Flight Lieutenant Fran Capps, 32, originally from Dulverton, Somerset, was killed in the accident in the Cairngorms.
She is the second of the three victims to be named after police yesterday identified the first as RAF Squadron leader Rimon Than, 33, who was based at RAF Valley, North Wales, and was a colleague of Prince William.
The three were airlifted from the Chalamain Gap area to Aberdeen Royal Infirmary shortly after 12.30pm on Thursday but died of their injuries.
The avalanche struck as two groups of six climbers made their way up opposite sides of a gorge.
Police, Cairngorm mountain rescue team, Cairngorm mountain ski patrol, search and rescue dogs, RAF Lossiemouth's rescue team and three helicopters were involved in the rescue operation.
Flt Lt Capps was commissioned into the Royal Air Force in 2001 as a logistics officer and worked on a variety of Royal Air Force stations, the MoD said.
Most recently she had worked with the Chinook Force at Royal Air Force Odiham, and she had previously served on operational tours in Iraq, the Falkland Islands, Afghanistan and Qatar.
RAF colleagues paid tribute to Flt Lt Capps, who was described as "an exceptional person".
Group Captain Dominic Toriati, the Station Commander at Royal Air Force Odiham, said: "Flight Lieutenant Fran Capps was an exceptionally dedicated Royal Air Force officer and logistician who was well known throughout the service for her remarkable commitment, her joie de vivre and her utter professionalism."

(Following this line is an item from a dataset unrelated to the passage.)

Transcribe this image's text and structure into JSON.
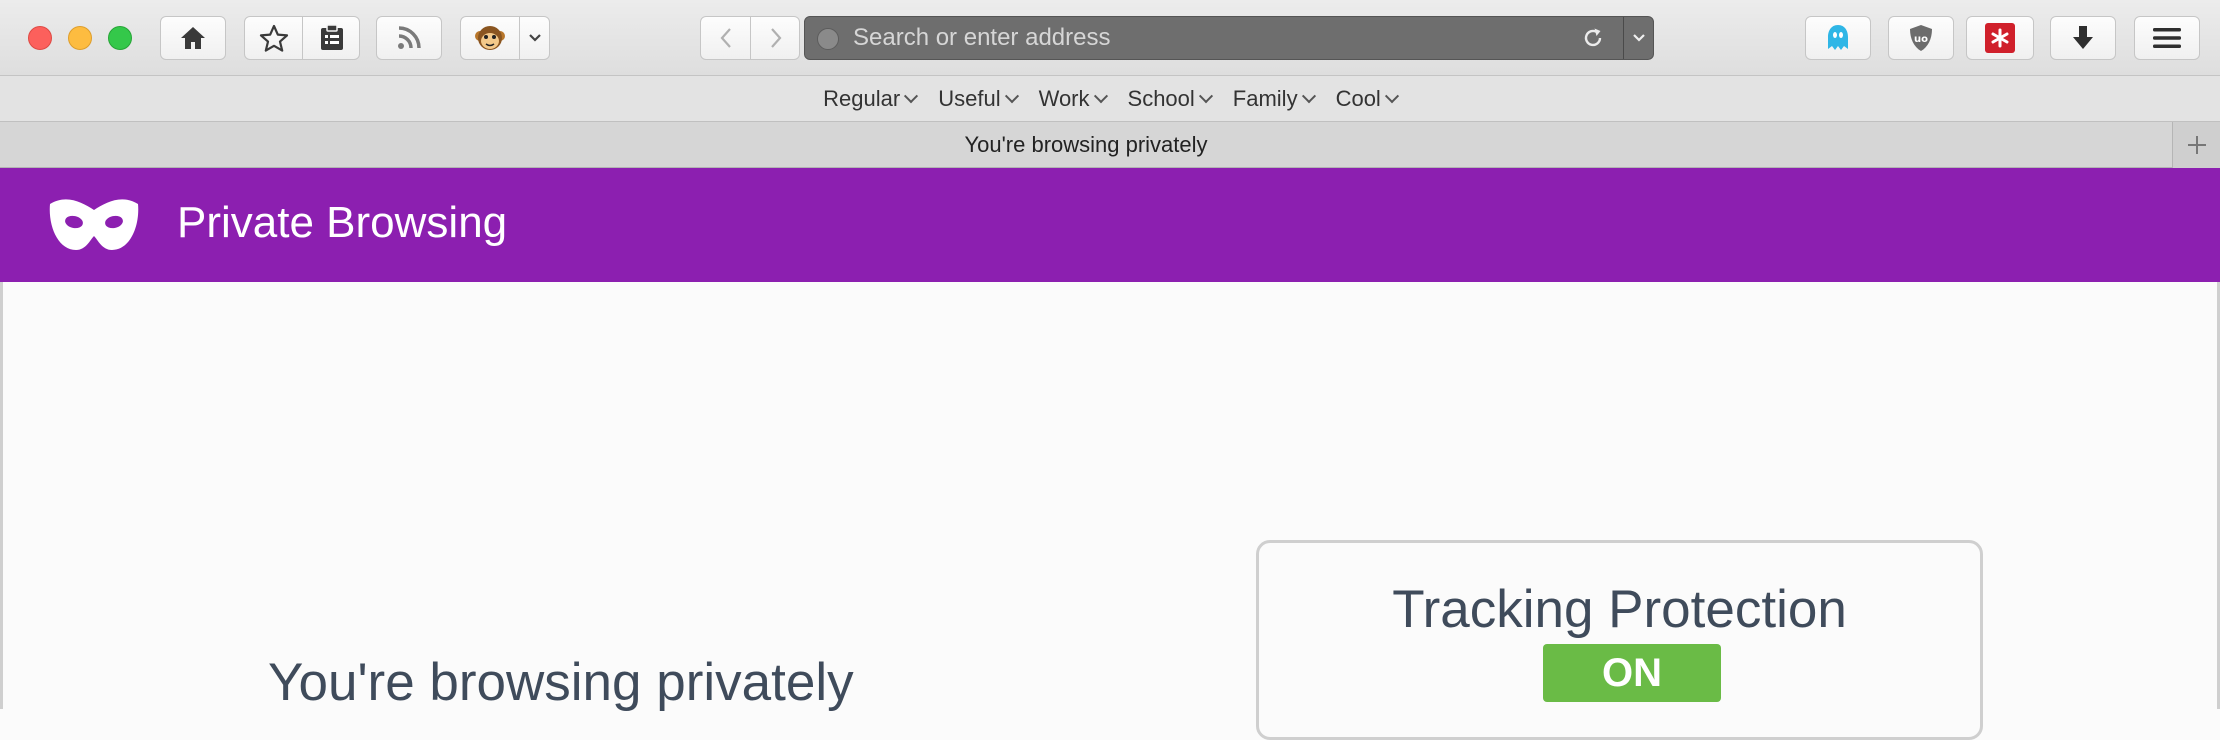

Wing Commander Ian Richardson, chairman of the RAF Mountaineering Association, said: "Flight Lieutenant Fran Capps was a bubbly and enthusiastic member of the committee and Association.

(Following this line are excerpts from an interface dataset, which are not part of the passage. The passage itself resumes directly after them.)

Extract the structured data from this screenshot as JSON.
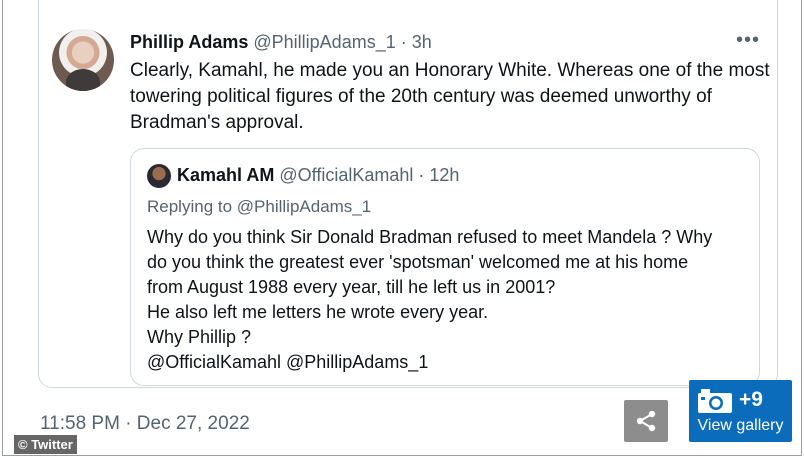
{
  "tweet": {
    "author_name": "Phillip Adams",
    "author_meta": "@PhillipAdams_1 · 3h",
    "more_icon": "more-dots-icon",
    "text": "Clearly, Kamahl, he made you an Honorary White. Whereas one of the most towering political figures of the 20th century was deemed unworthy of Bradman's approval.",
    "timestamp": "11:58 PM · Dec 27, 2022"
  },
  "quoted_tweet": {
    "author_name": "Kamahl AM",
    "author_meta": "@OfficialKamahl · 12h",
    "replying_prefix": "Replying to ",
    "replying_handle": "@PhillipAdams_1",
    "lines": [
      "Why do you think Sir Donald Bradman refused to meet Mandela ? Why",
      "do you think the greatest ever 'spotsman' welcomed me at his home",
      "from August 1988 every year, till he left us in 2001?",
      "He also left me letters he wrote every year.",
      "Why Phillip ?",
      "@OfficialKamahl @PhillipAdams_1"
    ]
  },
  "credit": "© Twitter",
  "gallery": {
    "count": "+9",
    "label": "View gallery",
    "icon": "camera-icon",
    "color": "#0a6cba"
  },
  "share": {
    "icon": "share-icon",
    "color": "#8d8d8d"
  }
}
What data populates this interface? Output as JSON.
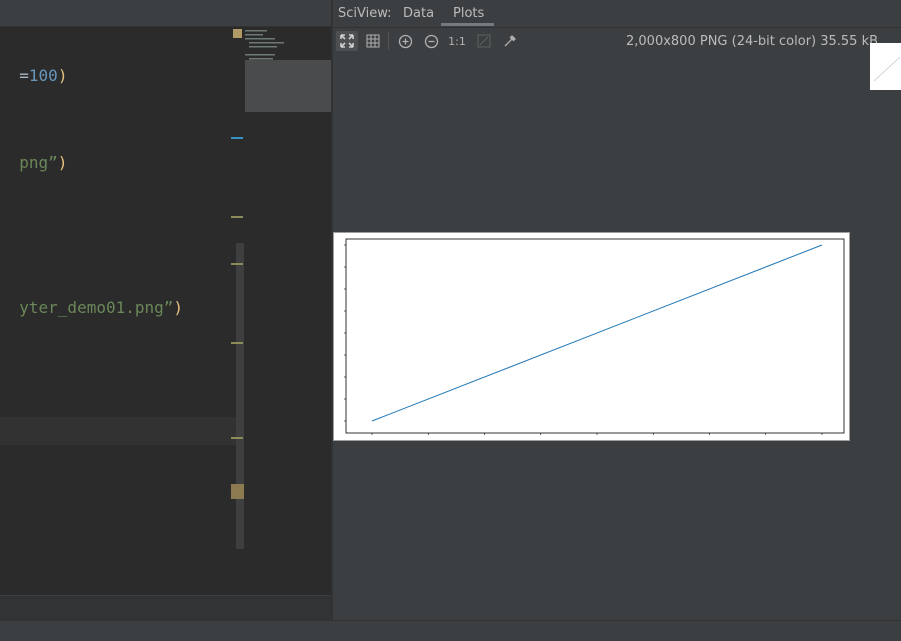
{
  "editor": {
    "lines": [
      {
        "parts": [
          {
            "t": "=",
            "c": "code"
          },
          {
            "t": "100",
            "c": "num"
          },
          {
            "t": ")",
            "c": "paren"
          }
        ]
      },
      {
        "parts": [
          {
            "t": "png”",
            "c": "str"
          },
          {
            "t": ")",
            "c": "paren"
          }
        ]
      },
      {
        "parts": [
          {
            "t": "yter_demo01.png”",
            "c": "str"
          },
          {
            "t": ")",
            "c": "paren"
          }
        ]
      }
    ]
  },
  "sciview": {
    "title": "SciView:",
    "tabs": [
      {
        "label": "Data"
      },
      {
        "label": "Plots"
      }
    ],
    "active_tab": "Plots",
    "zoom_reset_label": "1:1",
    "image_info": "2,000x800 PNG (24-bit color) 35.55 kB",
    "icons": [
      "fit-to-window-icon",
      "grid-icon",
      "zoom-in-icon",
      "zoom-out-icon",
      "actual-size-icon",
      "background-icon",
      "color-picker-icon"
    ]
  },
  "chart_data": {
    "type": "line",
    "x": [
      0,
      1
    ],
    "y": [
      0,
      1
    ],
    "title": "",
    "xlabel": "",
    "ylabel": "",
    "grid": false,
    "color": "#1f77b4"
  }
}
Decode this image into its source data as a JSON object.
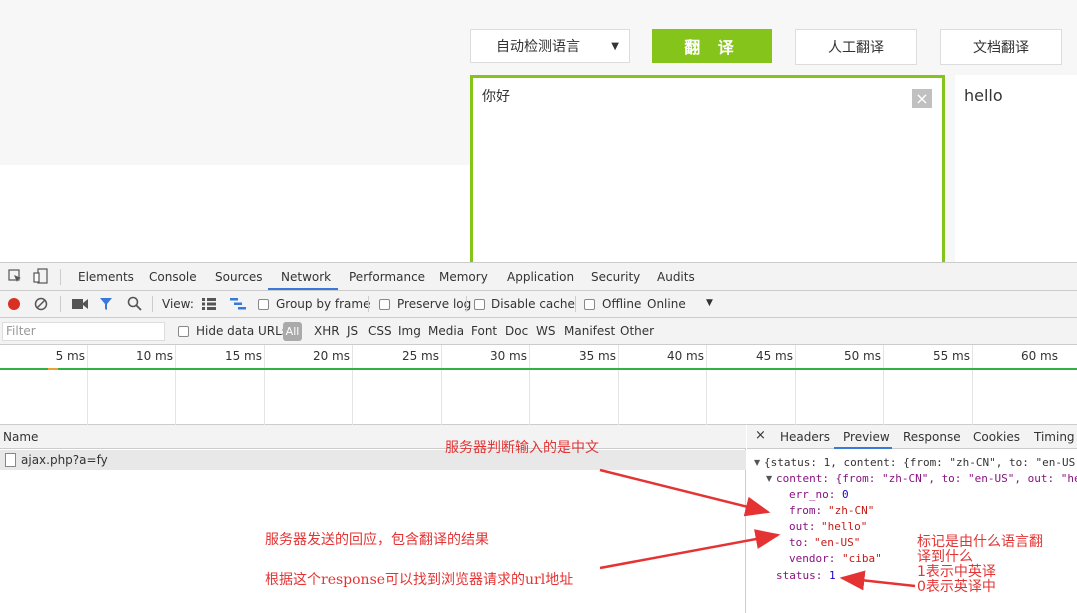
{
  "translator": {
    "lang_select": "自动检测语言",
    "translate_btn": "翻 译",
    "human_btn": "人工翻译",
    "doc_btn": "文档翻译",
    "input_text": "你好",
    "clear_icon": "×",
    "output_text": "hello"
  },
  "devtools": {
    "tabs": [
      "Elements",
      "Console",
      "Sources",
      "Network",
      "Performance",
      "Memory",
      "Application",
      "Security",
      "Audits"
    ],
    "active_tab": "Network",
    "toolbar": {
      "view_label": "View:",
      "group_by_frame": "Group by frame",
      "preserve_log": "Preserve log",
      "disable_cache": "Disable cache",
      "offline": "Offline",
      "online": "Online"
    },
    "filter": {
      "placeholder": "Filter",
      "hide_data_urls": "Hide data URLs",
      "all": "All",
      "types": [
        "XHR",
        "JS",
        "CSS",
        "Img",
        "Media",
        "Font",
        "Doc",
        "WS",
        "Manifest",
        "Other"
      ]
    },
    "timeline_ticks": [
      "5 ms",
      "10 ms",
      "15 ms",
      "20 ms",
      "25 ms",
      "30 ms",
      "35 ms",
      "40 ms",
      "45 ms",
      "50 ms",
      "55 ms",
      "60 ms"
    ],
    "name_header": "Name",
    "request_name": "ajax.php?a=fy",
    "preview_tabs": [
      "Headers",
      "Preview",
      "Response",
      "Cookies",
      "Timing"
    ],
    "preview_active": "Preview",
    "json_lines": {
      "root": "{status: 1, content: {from: \"zh-CN\", to: \"en-US\"",
      "content": "content: {from: \"zh-CN\", to: \"en-US\", out: \"he",
      "err_no_key": "err_no:",
      "err_no_val": "0",
      "from_key": "from:",
      "from_val": "\"zh-CN\"",
      "out_key": "out:",
      "out_val": "\"hello\"",
      "to_key": "to:",
      "to_val": "\"en-US\"",
      "vendor_key": "vendor:",
      "vendor_val": "\"ciba\"",
      "status_key": "status:",
      "status_val": "1"
    }
  },
  "annotations": {
    "a1": "服务器判断输入的是中文",
    "a2": "服务器发送的回应，包含翻译的结果",
    "a3": "根据这个response可以找到浏览器请求的url地址",
    "a4_l1": "标记是由什么语言翻",
    "a4_l2": "译到什么",
    "a4_l3": "1表示中英译",
    "a4_l4": "0表示英译中"
  },
  "colors": {
    "accent_green": "#85c41a",
    "annotation_red": "#e53333",
    "devtools_blue": "#3879d9"
  }
}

"Fran was always smiling, always enthusiastic, always welcoming and always willing to get involved and share her love of the hills with everyone in the Association and beyond. She will be sorely missed."

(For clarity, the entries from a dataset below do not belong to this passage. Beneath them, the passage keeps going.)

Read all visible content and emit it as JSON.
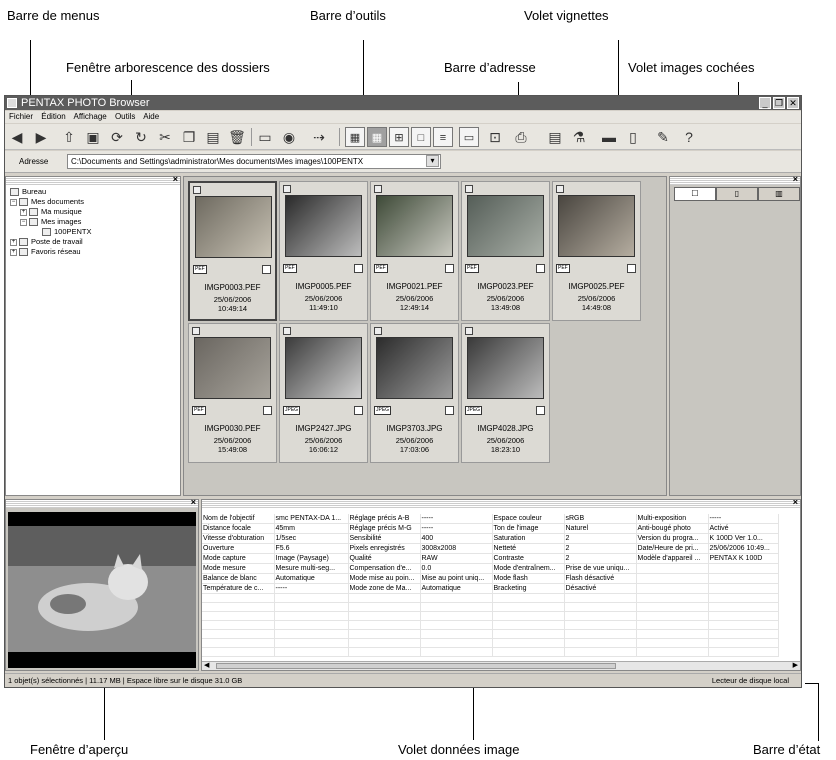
{
  "callouts": {
    "menu_bar": "Barre de menus",
    "tool_bar": "Barre d’outils",
    "thumbnail_pane": "Volet vignettes",
    "folder_tree": "Fenêtre arborescence des dossiers",
    "address_bar": "Barre d’adresse",
    "checked_pane": "Volet images cochées",
    "preview_window": "Fenêtre d’aperçu",
    "image_data_pane": "Volet données image",
    "status_bar": "Barre d’état"
  },
  "window": {
    "title": "PENTAX PHOTO Browser",
    "minimize_glyph": "_",
    "restore_glyph": "❐",
    "close_glyph": "✕"
  },
  "menu": [
    "Fichier",
    "Édition",
    "Affichage",
    "Outils",
    "Aide"
  ],
  "address": {
    "label": "Adresse",
    "value": "C:\\Documents and Settings\\administrator\\Mes documents\\Mes images\\100PENTX",
    "dropdown_glyph": "▾"
  },
  "tree": {
    "items": [
      "Bureau",
      "Mes documents",
      "Ma musique",
      "Mes images",
      "100PENTX",
      "Poste de travail",
      "Favoris réseau"
    ]
  },
  "thumbnails": [
    {
      "name": "IMGP0003.PEF",
      "date": "25/06/2006",
      "time": "10:49:14",
      "format": "PEF",
      "colors": [
        "#6e6a60",
        "#c8c2b4"
      ]
    },
    {
      "name": "IMGP0005.PEF",
      "date": "25/06/2006",
      "time": "11:49:10",
      "format": "PEF",
      "colors": [
        "#2a2a2a",
        "#bdbdbd"
      ]
    },
    {
      "name": "IMGP0021.PEF",
      "date": "25/06/2006",
      "time": "12:49:14",
      "format": "PEF",
      "colors": [
        "#3e4a38",
        "#c9c9c0"
      ]
    },
    {
      "name": "IMGP0023.PEF",
      "date": "25/06/2006",
      "time": "13:49:08",
      "format": "PEF",
      "colors": [
        "#555e58",
        "#aab0a8"
      ]
    },
    {
      "name": "IMGP0025.PEF",
      "date": "25/06/2006",
      "time": "14:49:08",
      "format": "PEF",
      "colors": [
        "#4a4640",
        "#b5ada0"
      ]
    },
    {
      "name": "IMGP0030.PEF",
      "date": "25/06/2006",
      "time": "15:49:08",
      "format": "PEF",
      "colors": [
        "#6a6660",
        "#a8a49c"
      ]
    },
    {
      "name": "IMGP2427.JPG",
      "date": "25/06/2006",
      "time": "16:06:12",
      "format": "JPEG",
      "colors": [
        "#3c3c3c",
        "#d0d0d0"
      ]
    },
    {
      "name": "IMGP3703.JPG",
      "date": "25/06/2006",
      "time": "17:03:06",
      "format": "JPEG",
      "colors": [
        "#2c2c2c",
        "#9c9c9c"
      ]
    },
    {
      "name": "IMGP4028.JPG",
      "date": "25/06/2006",
      "time": "18:23:10",
      "format": "JPEG",
      "colors": [
        "#3a3a3a",
        "#bcbcbc"
      ]
    }
  ],
  "image_data": {
    "rows": [
      [
        "Nom de l'objectif",
        "smc PENTAX-DA 1...",
        "Réglage précis A-B",
        "-----",
        "Espace couleur",
        "sRGB",
        "Multi-exposition",
        "-----"
      ],
      [
        "Distance focale",
        "45mm",
        "Réglage précis M-G",
        "-----",
        "Ton de l'image",
        "Naturel",
        "Anti-bougé photo",
        "Activé"
      ],
      [
        "Vitesse d'obturation",
        "1/5sec",
        "Sensibilité",
        "400",
        "Saturation",
        "2",
        "Version du progra...",
        "K 100D  Ver 1.0..."
      ],
      [
        "Ouverture",
        "F5.6",
        "Pixels enregistrés",
        "3008x2008",
        "Netteté",
        "2",
        "Date/Heure de pri...",
        "25/06/2006 10:49..."
      ],
      [
        "Mode capture",
        "Image (Paysage)",
        "Qualité",
        "RAW",
        "Contraste",
        "2",
        "Modèle d'appareil ...",
        "PENTAX K 100D"
      ],
      [
        "Mode mesure",
        "Mesure multi-seg...",
        "Compensation d'e...",
        "0.0",
        "Mode d'entraînem...",
        "Prise de vue uniqu...",
        "",
        ""
      ],
      [
        "Balance de blanc",
        "Automatique",
        "Mode mise au poin...",
        "Mise au point uniq...",
        "Mode flash",
        "Flash désactivé",
        "",
        ""
      ],
      [
        "Température de c...",
        "-----",
        "Mode zone de Ma...",
        "Automatique",
        "Bracketing",
        "Désactivé",
        "",
        ""
      ]
    ]
  },
  "status": {
    "left": "1 objet(s) sélectionnés | 11.17 MB | Espace libre sur le disque 31.0 GB",
    "right": "Lecteur de disque local"
  }
}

Flt Lt Capps was an experienced mountaineer, having taken part in a expedition in the Indian Himalayas and led a group on an expedition that circumnavigated Mount Kenya and summited Point Lenana.
Her commanding officer, Officer Commanding Logistics Squadron, Squadron Leader Georgina Mews said: "Fran was an exceptional person to know, having unbounded passion and energy and being loved by everyone on the Squadron. Her loss will be felt across the whole Logistics Community and wider."
Mark Diggins, co-ordinator of the SportScotland Avalanche Information Service, yesterday said rescue teams had worked "incredibly hard" to dig out and locate the three casualties as quickly as possible.
He said it has been a "challenging" winter in the area in terms of the weather conditions.
"There have been violent winds, very changeable conditions and that has an effect on the snow pack," he said.
"That's the situation that we had, and still have, in that there is a weakness deep down that is sort of hidden by the fresh deposits of wind-slab snow that are above that layer."
Mr Diggins advised people to keep an eye on the daily avalanche report if they are heading to the mountains.
The accident was the latest to cause fatalities on the Scottish mountains since the turn of the year.
Earlier this week, a hillwalker died during an expedition with a mountaineering club in the Cairngorms.
Graham Connell, 31, from Castleford, West Yorkshire, was found dead in the Jacob's Ladder area on Monday, following a large-scale search for him and five other people who were reported overdue on Sunday afternoon.
In a separate incident earlier this month, three men survived falling 150 metres in an avalanche in the Coire an t-Sneachda area of the Cairngorms.
In January, four people were killed in an avalanche in Glencoe.
Hospital doctor Rachel Majumdar, 29; PhD student Tom Chesters, 28; Christopher Bell, 24, also a PhD student; and 25-year-old junior doctor Una Finnegan died after they were caught up in an avalanche on January 19.